The Namesake

by Willa Cather (1903)


Vigesimum post annum in obscurum correpto lucem vigesimi gaudens percipisse

Two by two and three by three
Missouri lies by Tennessee;
Row on row, and hundred deep,
Maryland and Georgia sleep;
Wistfully the poplars sigh
Where Virginia's thousands lie.

Somewhere there among the stones,
All alike, that mark their bones,
Lies a lad beneath the pine
Who once bore a name like mine,—
Flung his splendid life away
Long before I saw the day.

Often have they told me how
Hair like mine grew on his brow.
He was twenty to a day
When he got his jacket gray—
He was barely twenty-one
When they found him by his gun.

Tell me, Uncle by the pine,
Had you such a girl as mine,
When you put her arms away
Riding to the wars that day?
Were her lips so cold, instead
You must need to kiss the lead?

Had the bugle, lilting gay,
Sweeter things than she to say?
Were there no gay fellows then,
You must seek these silent men?
Was your luck so bad at play
You must game your bones away?

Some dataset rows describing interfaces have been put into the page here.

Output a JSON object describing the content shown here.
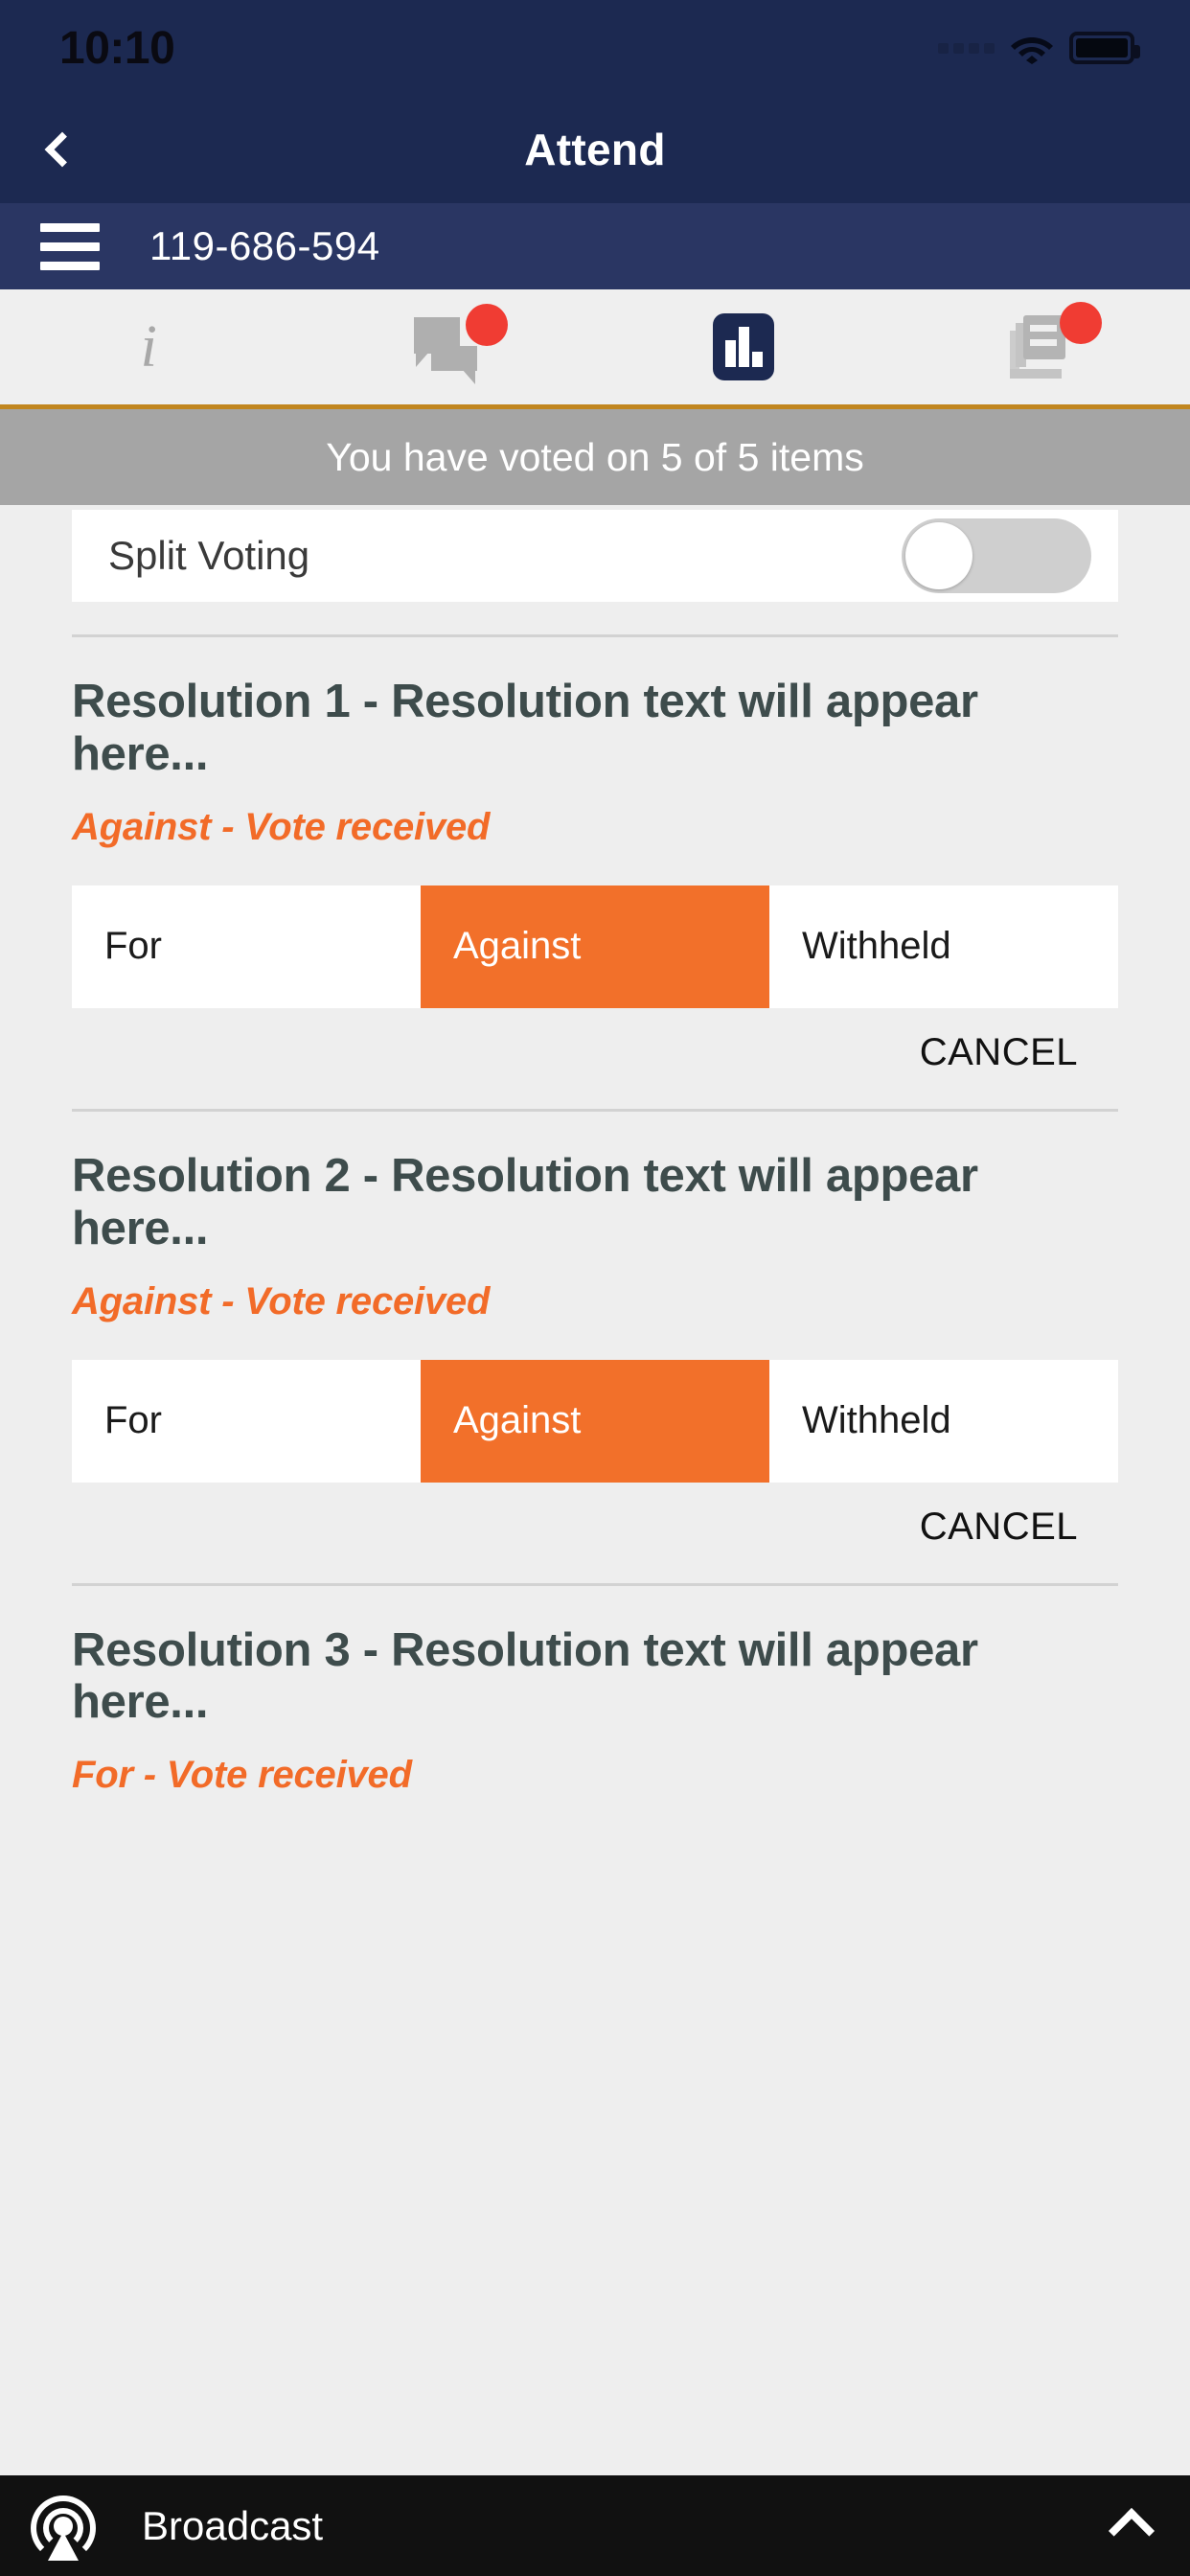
{
  "status_bar": {
    "time": "10:10",
    "signal_icon": "signal-dots-icon",
    "wifi_icon": "wifi-icon",
    "battery_icon": "battery-icon"
  },
  "title_bar": {
    "back_icon": "chevron-left-icon",
    "title": "Attend"
  },
  "id_bar": {
    "menu_icon": "hamburger-menu-icon",
    "meeting_id": "119-686-594"
  },
  "tabs": [
    {
      "name": "info",
      "icon": "info-icon",
      "label": "i",
      "active": false,
      "badge": false
    },
    {
      "name": "messages",
      "icon": "chat-icon",
      "label": "",
      "active": false,
      "badge": true
    },
    {
      "name": "voting",
      "icon": "bar-chart-icon",
      "label": "",
      "active": true,
      "badge": false
    },
    {
      "name": "documents",
      "icon": "documents-icon",
      "label": "",
      "active": false,
      "badge": true
    }
  ],
  "banner": {
    "text": "You have voted on 5 of 5 items"
  },
  "split_voting": {
    "label": "Split Voting",
    "enabled": false
  },
  "vote_options": [
    "For",
    "Against",
    "Withheld"
  ],
  "cancel_label": "CANCEL",
  "resolutions": [
    {
      "title": "Resolution 1 - Resolution text will appear here...",
      "status": "Against - Vote received",
      "selected": "Against"
    },
    {
      "title": "Resolution 2 - Resolution text will appear here...",
      "status": "Against - Vote received",
      "selected": "Against"
    },
    {
      "title": "Resolution 3 - Resolution text will appear here...",
      "status": "For - Vote received",
      "selected": "For"
    }
  ],
  "broadcast": {
    "icon": "broadcast-icon",
    "label": "Broadcast",
    "expand_icon": "chevron-up-icon"
  },
  "colors": {
    "navy": "#1C2951",
    "navy_light": "#2A3663",
    "orange": "#F2702A",
    "orange_text": "#F26B28",
    "amber_rule": "#C1861F",
    "banner_gray": "#A5A5A5",
    "page_bg": "#EEEEEE",
    "badge_red": "#F03C33"
  }
}
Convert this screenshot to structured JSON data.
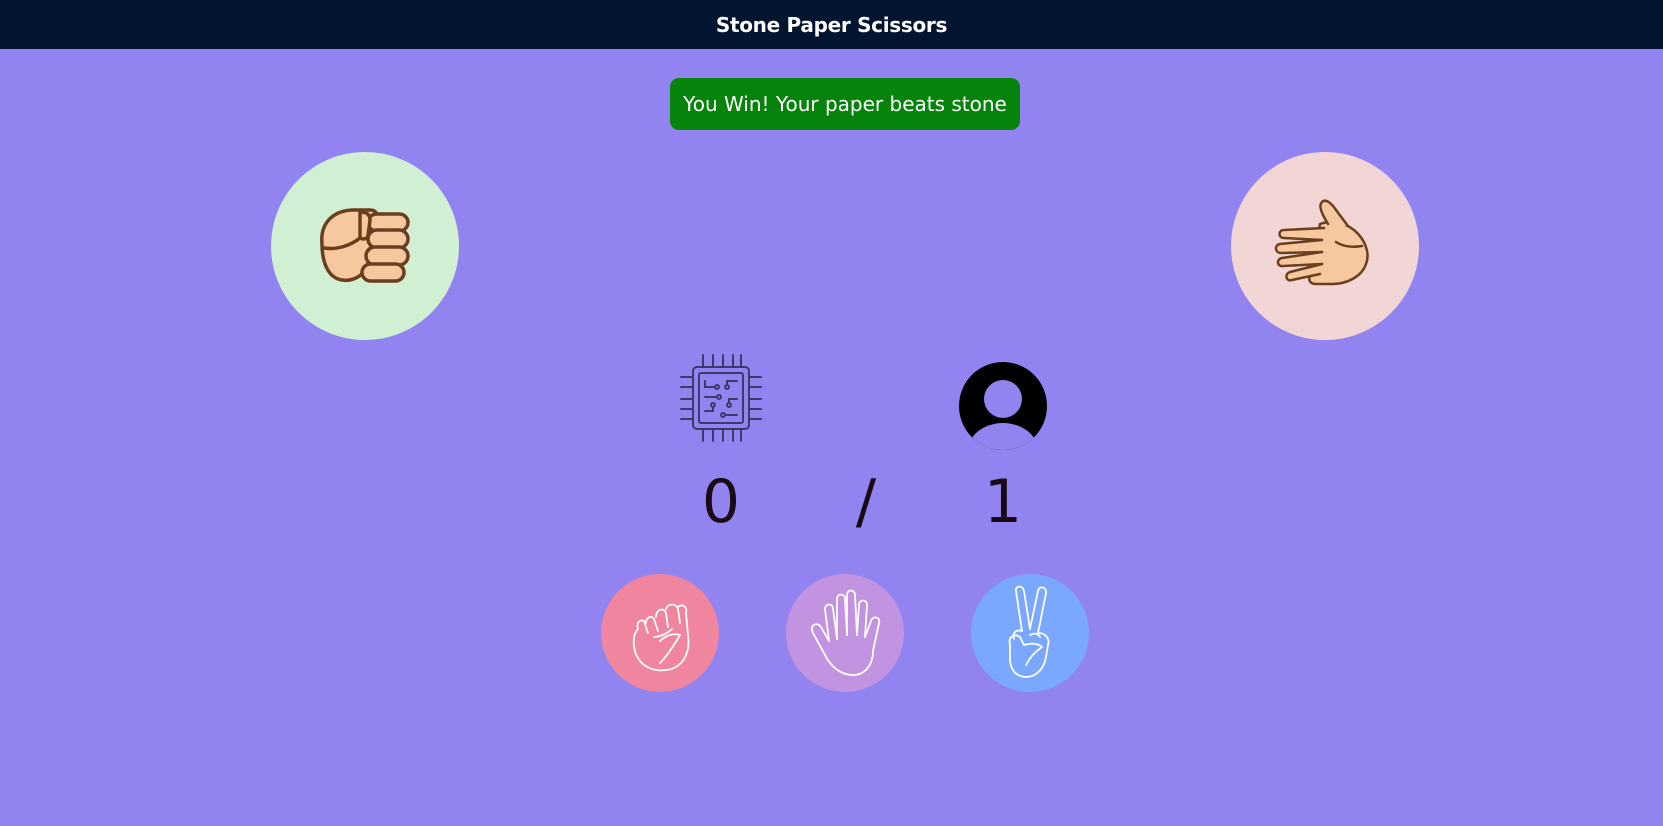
{
  "header": {
    "title": "Stone Paper Scissors"
  },
  "message": {
    "text": "You Win! Your paper beats stone",
    "color": "#06830a"
  },
  "computer_choice": {
    "icon": "fist-icon",
    "background": "#d1efd3"
  },
  "user_choice": {
    "icon": "open-hand-icon",
    "background": "#f2d6d6"
  },
  "scoreboard": {
    "computer_icon": "cpu-chip-icon",
    "user_icon": "user-avatar-icon",
    "computer_score": "0",
    "separator": "/",
    "user_score": "1"
  },
  "choices": [
    {
      "icon": "stone-fist-icon",
      "color": "#f0859f"
    },
    {
      "icon": "paper-hand-icon",
      "color": "#c193e0"
    },
    {
      "icon": "scissors-hand-icon",
      "color": "#7aa8ff"
    }
  ],
  "colors": {
    "background": "#9184f0",
    "header": "#02142f"
  }
}
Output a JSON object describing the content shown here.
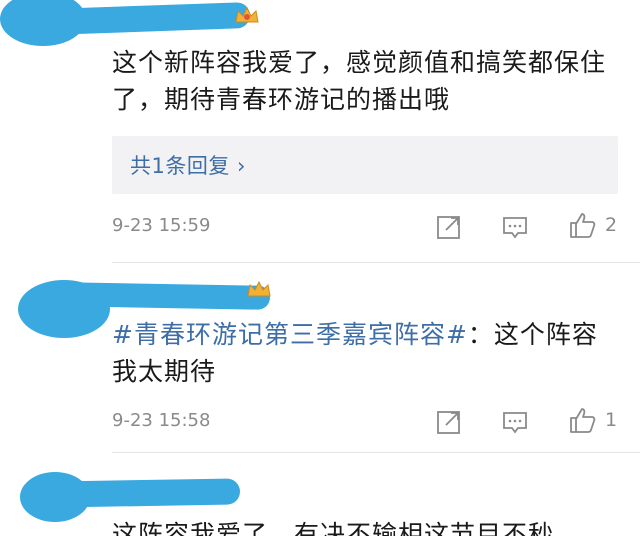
{
  "comments": [
    {
      "text": "这个新阵容我爱了，感觉颜值和搞笑都保住了，期待青春环游记的播出哦",
      "reply_link": "共1条回复 ›",
      "time": "9-23 15:59",
      "likes": "2"
    },
    {
      "topic": "#青春环游记第三季嘉宾阵容#",
      "text": "：这个阵容我太期待",
      "time": "9-23 15:58",
      "likes": "1"
    },
    {
      "text": "这阵容我爱了，有决不输相这节目不秒"
    }
  ],
  "icons": {
    "share": "share-icon",
    "comment": "comment-icon",
    "like": "thumbs-up-icon",
    "badge": "crown-badge-icon"
  },
  "colors": {
    "link": "#3d6ea8",
    "redaction": "#39a9e0",
    "meta": "#8a8a8a",
    "reply_bg": "#f2f2f4"
  }
}
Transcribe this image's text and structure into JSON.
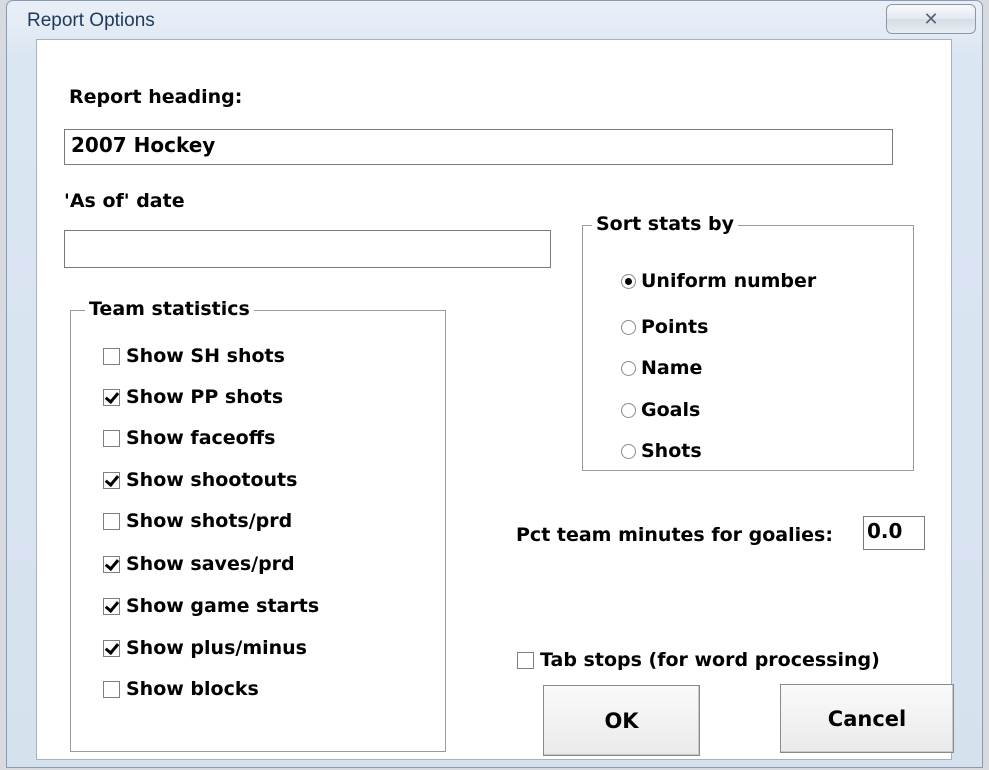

Ah! you lad with hair like mine,
Sleeping by the Georgia pine,
I'd be quick to quit the sun
Just to help you hold your gun,
And I'd leave my girl to share
Your still bed of glory there.

Proud it is I am to know
In my veins there still must flow,
There to burn and bite alway,
That proud blood you threw away;
And I'll be winner at the game
Enough for two who bore the name.

Monadnock Valley Press > Cather